* **Assignment**
Exact repetition is required: reproduce every line of the data.

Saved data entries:
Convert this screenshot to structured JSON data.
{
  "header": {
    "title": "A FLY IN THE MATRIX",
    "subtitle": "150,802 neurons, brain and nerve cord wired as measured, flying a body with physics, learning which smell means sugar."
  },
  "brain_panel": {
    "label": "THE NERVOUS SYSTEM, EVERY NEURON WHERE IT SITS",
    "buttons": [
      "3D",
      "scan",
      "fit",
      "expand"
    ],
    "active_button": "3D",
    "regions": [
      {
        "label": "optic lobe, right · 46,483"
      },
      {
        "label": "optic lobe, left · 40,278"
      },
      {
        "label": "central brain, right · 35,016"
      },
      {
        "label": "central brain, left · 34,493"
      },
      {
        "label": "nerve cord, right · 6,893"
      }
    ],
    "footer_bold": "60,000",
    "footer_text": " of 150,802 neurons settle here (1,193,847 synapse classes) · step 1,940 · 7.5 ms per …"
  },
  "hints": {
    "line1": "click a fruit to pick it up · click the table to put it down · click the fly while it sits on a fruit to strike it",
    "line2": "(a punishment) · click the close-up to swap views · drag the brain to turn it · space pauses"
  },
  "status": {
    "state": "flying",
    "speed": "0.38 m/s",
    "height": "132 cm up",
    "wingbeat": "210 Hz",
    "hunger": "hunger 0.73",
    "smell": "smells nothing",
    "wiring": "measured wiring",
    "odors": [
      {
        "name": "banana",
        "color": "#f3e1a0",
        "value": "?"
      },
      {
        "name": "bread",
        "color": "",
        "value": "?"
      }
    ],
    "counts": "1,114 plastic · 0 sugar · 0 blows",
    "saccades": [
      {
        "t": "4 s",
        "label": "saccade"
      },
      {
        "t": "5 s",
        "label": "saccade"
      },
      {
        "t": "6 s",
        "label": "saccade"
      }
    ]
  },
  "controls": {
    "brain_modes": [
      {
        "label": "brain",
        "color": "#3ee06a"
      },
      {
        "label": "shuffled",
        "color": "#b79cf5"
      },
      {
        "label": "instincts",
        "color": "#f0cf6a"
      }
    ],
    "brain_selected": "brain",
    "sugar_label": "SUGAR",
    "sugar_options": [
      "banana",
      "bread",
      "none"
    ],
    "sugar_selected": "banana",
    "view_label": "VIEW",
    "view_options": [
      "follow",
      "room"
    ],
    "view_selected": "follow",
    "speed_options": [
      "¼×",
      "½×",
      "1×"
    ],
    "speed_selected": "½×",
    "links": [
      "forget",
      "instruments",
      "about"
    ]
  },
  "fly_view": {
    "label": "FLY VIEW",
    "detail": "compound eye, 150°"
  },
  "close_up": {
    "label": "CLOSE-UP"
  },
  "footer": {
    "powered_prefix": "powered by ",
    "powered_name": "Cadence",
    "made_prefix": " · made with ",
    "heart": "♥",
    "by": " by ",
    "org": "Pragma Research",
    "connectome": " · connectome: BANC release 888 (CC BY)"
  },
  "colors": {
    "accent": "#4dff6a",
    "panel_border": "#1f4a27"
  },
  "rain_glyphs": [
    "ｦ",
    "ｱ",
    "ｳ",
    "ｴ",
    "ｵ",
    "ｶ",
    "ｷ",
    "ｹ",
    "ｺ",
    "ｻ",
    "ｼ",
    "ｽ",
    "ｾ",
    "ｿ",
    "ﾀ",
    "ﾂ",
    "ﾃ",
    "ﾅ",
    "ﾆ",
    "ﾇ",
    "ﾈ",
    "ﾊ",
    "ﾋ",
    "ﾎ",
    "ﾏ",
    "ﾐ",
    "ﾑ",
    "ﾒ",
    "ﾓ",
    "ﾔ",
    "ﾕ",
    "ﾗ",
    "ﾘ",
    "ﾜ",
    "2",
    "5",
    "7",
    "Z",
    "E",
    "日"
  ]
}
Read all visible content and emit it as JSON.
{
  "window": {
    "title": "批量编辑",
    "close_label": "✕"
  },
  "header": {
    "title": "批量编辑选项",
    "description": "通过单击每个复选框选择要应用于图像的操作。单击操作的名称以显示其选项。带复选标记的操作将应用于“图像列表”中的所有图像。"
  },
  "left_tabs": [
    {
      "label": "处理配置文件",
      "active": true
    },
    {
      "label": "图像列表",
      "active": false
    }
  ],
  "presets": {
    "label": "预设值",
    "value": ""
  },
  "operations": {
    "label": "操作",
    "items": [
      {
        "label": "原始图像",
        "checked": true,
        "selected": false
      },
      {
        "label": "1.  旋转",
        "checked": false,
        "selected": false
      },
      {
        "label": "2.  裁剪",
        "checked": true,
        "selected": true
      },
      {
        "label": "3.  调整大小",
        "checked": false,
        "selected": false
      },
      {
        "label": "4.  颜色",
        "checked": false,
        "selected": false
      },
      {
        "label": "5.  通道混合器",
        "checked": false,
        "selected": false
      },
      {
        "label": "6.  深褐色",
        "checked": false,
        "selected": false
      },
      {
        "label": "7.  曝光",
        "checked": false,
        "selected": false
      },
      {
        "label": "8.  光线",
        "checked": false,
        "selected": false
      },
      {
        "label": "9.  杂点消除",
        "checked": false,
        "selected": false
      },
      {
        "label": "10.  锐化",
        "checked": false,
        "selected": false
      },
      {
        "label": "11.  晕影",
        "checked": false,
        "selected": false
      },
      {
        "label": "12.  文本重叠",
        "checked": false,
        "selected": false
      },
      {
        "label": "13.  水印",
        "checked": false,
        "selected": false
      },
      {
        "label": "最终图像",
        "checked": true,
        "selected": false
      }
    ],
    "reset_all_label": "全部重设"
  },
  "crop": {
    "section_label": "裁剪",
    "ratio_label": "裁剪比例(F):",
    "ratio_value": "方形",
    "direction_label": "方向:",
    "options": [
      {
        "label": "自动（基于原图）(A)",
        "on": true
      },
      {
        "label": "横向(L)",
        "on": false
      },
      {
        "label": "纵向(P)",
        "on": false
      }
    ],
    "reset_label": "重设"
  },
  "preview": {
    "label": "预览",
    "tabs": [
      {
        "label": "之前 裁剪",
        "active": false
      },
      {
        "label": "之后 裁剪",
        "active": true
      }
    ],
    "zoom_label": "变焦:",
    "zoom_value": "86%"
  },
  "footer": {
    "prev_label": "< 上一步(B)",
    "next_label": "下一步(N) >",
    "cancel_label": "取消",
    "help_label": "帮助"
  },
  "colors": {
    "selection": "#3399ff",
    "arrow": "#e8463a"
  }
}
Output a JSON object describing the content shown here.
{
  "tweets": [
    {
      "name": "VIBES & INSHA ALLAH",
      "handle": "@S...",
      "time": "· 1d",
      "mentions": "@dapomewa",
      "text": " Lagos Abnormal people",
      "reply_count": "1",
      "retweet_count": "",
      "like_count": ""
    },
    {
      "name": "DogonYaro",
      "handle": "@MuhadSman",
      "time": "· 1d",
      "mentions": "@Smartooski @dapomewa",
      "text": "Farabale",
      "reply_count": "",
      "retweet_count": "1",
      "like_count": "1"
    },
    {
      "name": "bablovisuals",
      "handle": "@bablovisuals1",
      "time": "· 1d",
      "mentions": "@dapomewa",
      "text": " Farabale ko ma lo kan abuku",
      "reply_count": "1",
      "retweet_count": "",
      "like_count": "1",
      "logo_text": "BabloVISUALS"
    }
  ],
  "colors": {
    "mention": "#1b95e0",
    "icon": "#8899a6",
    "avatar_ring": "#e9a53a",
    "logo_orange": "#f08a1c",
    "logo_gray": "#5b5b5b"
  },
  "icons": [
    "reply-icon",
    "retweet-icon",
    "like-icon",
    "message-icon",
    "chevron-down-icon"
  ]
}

* **Answer below**
Convert this screenshot to structured JSON data.
{
  "header": {
    "title": "A FLY IN THE MATRIX",
    "subtitle": "150,802 neurons, brain and nerve cord wired as measured, flying a body with physics, learning which smell means sugar."
  },
  "brain_panel": {
    "label": "THE NERVOUS SYSTEM, EVERY NEURON WHERE IT SITS",
    "buttons": [
      "3D",
      "scan",
      "fit",
      "expand"
    ],
    "active_button": "3D",
    "regions": [
      {
        "label": "optic lobe, right · 46,483"
      },
      {
        "label": "optic lobe, left · 40,278"
      },
      {
        "label": "central brain, right · 35,016"
      },
      {
        "label": "central brain, left · 34,493"
      },
      {
        "label": "nerve cord, right · 6,893"
      }
    ],
    "footer_bold": "60,000",
    "footer_text": " of 150,802 neurons settle here (1,193,847 synapse classes) · step 1,940 · 7.5 ms per …"
  },
  "hints": {
    "line1": "click a fruit to pick it up · click the table to put it down · click the fly while it sits on a fruit to strike it",
    "line2": "(a punishment) · click the close-up to swap views · drag the brain to turn it · space pauses"
  },
  "status": {
    "state": "flying",
    "speed": "0.38 m/s",
    "height": "132 cm up",
    "wingbeat": "210 Hz",
    "hunger": "hunger 0.73",
    "smell": "smells nothing",
    "wiring": "measured wiring",
    "odors": [
      {
        "name": "banana",
        "color": "#f3e1a0",
        "value": "?"
      },
      {
        "name": "bread",
        "color": "",
        "value": "?"
      }
    ],
    "counts": "1,114 plastic · 0 sugar · 0 blows",
    "saccades": [
      {
        "t": "4 s",
        "label": "saccade"
      },
      {
        "t": "5 s",
        "label": "saccade"
      },
      {
        "t": "6 s",
        "label": "saccade"
      }
    ]
  },
  "controls": {
    "brain_modes": [
      {
        "label": "brain",
        "color": "#3ee06a"
      },
      {
        "label": "shuffled",
        "color": "#b79cf5"
      },
      {
        "label": "instincts",
        "color": "#f0cf6a"
      }
    ],
    "brain_selected": "brain",
    "sugar_label": "SUGAR",
    "sugar_options": [
      "banana",
      "bread",
      "none"
    ],
    "sugar_selected": "banana",
    "view_label": "VIEW",
    "view_options": [
      "follow",
      "room"
    ],
    "view_selected": "follow",
    "speed_options": [
      "¼×",
      "½×",
      "1×"
    ],
    "speed_selected": "½×",
    "links": [
      "forget",
      "instruments",
      "about"
    ]
  },
  "fly_view": {
    "label": "FLY VIEW",
    "detail": "compound eye, 150°"
  },
  "close_up": {
    "label": "CLOSE-UP"
  },
  "footer": {
    "powered_prefix": "powered by ",
    "powered_name": "Cadence",
    "made_prefix": " · made with ",
    "heart": "♥",
    "by": " by ",
    "org": "Pragma Research",
    "connectome": " · connectome: BANC release 888 (CC BY)"
  },
  "colors": {
    "accent": "#4dff6a",
    "panel_border": "#1f4a27"
  },
  "rain_glyphs": [
    "ｦ",
    "ｱ",
    "ｳ",
    "ｴ",
    "ｵ",
    "ｶ",
    "ｷ",
    "ｹ",
    "ｺ",
    "ｻ",
    "ｼ",
    "ｽ",
    "ｾ",
    "ｿ",
    "ﾀ",
    "ﾂ",
    "ﾃ",
    "ﾅ",
    "ﾆ",
    "ﾇ",
    "ﾈ",
    "ﾊ",
    "ﾋ",
    "ﾎ",
    "ﾏ",
    "ﾐ",
    "ﾑ",
    "ﾒ",
    "ﾓ",
    "ﾔ",
    "ﾕ",
    "ﾗ",
    "ﾘ",
    "ﾜ",
    "2",
    "5",
    "7",
    "Z",
    "E",
    "日"
  ]
}
Read all visible content and emit it as JSON.
{
  "window": {
    "title": "批量编辑",
    "close_label": "✕"
  },
  "header": {
    "title": "批量编辑选项",
    "description": "通过单击每个复选框选择要应用于图像的操作。单击操作的名称以显示其选项。带复选标记的操作将应用于“图像列表”中的所有图像。"
  },
  "left_tabs": [
    {
      "label": "处理配置文件",
      "active": true
    },
    {
      "label": "图像列表",
      "active": false
    }
  ],
  "presets": {
    "label": "预设值",
    "value": ""
  },
  "operations": {
    "label": "操作",
    "items": [
      {
        "label": "原始图像",
        "checked": true,
        "selected": false
      },
      {
        "label": "1.  旋转",
        "checked": false,
        "selected": false
      },
      {
        "label": "2.  裁剪",
        "checked": true,
        "selected": true
      },
      {
        "label": "3.  调整大小",
        "checked": false,
        "selected": false
      },
      {
        "label": "4.  颜色",
        "checked": false,
        "selected": false
      },
      {
        "label": "5.  通道混合器",
        "checked": false,
        "selected": false
      },
      {
        "label": "6.  深褐色",
        "checked": false,
        "selected": false
      },
      {
        "label": "7.  曝光",
        "checked": false,
        "selected": false
      },
      {
        "label": "8.  光线",
        "checked": false,
        "selected": false
      },
      {
        "label": "9.  杂点消除",
        "checked": false,
        "selected": false
      },
      {
        "label": "10.  锐化",
        "checked": false,
        "selected": false
      },
      {
        "label": "11.  晕影",
        "checked": false,
        "selected": false
      },
      {
        "label": "12.  文本重叠",
        "checked": false,
        "selected": false
      },
      {
        "label": "13.  水印",
        "checked": false,
        "selected": false
      },
      {
        "label": "最终图像",
        "checked": true,
        "selected": false
      }
    ],
    "reset_all_label": "全部重设"
  },
  "crop": {
    "section_label": "裁剪",
    "ratio_label": "裁剪比例(F):",
    "ratio_value": "方形",
    "direction_label": "方向:",
    "options": [
      {
        "label": "自动（基于原图）(A)",
        "on": true
      },
      {
        "label": "横向(L)",
        "on": false
      },
      {
        "label": "纵向(P)",
        "on": false
      }
    ],
    "reset_label": "重设"
  },
  "preview": {
    "label": "预览",
    "tabs": [
      {
        "label": "之前 裁剪",
        "active": false
      },
      {
        "label": "之后 裁剪",
        "active": true
      }
    ],
    "zoom_label": "变焦:",
    "zoom_value": "86%"
  },
  "footer": {
    "prev_label": "< 上一步(B)",
    "next_label": "下一步(N) >",
    "cancel_label": "取消",
    "help_label": "帮助"
  },
  "colors": {
    "selection": "#3399ff",
    "arrow": "#e8463a"
  }
}
Output a JSON object describing the content shown here.
{
  "tweets": [
    {
      "name": "VIBES & INSHA ALLAH",
      "handle": "@S...",
      "time": "· 1d",
      "mentions": "@dapomewa",
      "text": " Lagos Abnormal people",
      "reply_count": "1",
      "retweet_count": "",
      "like_count": ""
    },
    {
      "name": "DogonYaro",
      "handle": "@MuhadSman",
      "time": "· 1d",
      "mentions": "@Smartooski @dapomewa",
      "text": "Farabale",
      "reply_count": "",
      "retweet_count": "1",
      "like_count": "1"
    },
    {
      "name": "bablovisuals",
      "handle": "@bablovisuals1",
      "time": "· 1d",
      "mentions": "@dapomewa",
      "text": " Farabale ko ma lo kan abuku",
      "reply_count": "1",
      "retweet_count": "",
      "like_count": "1",
      "logo_text": "BabloVISUALS"
    }
  ],
  "colors": {
    "mention": "#1b95e0",
    "icon": "#8899a6",
    "avatar_ring": "#e9a53a",
    "logo_orange": "#f08a1c",
    "logo_gray": "#5b5b5b"
  },
  "icons": [
    "reply-icon",
    "retweet-icon",
    "like-icon",
    "message-icon",
    "chevron-down-icon"
  ]
}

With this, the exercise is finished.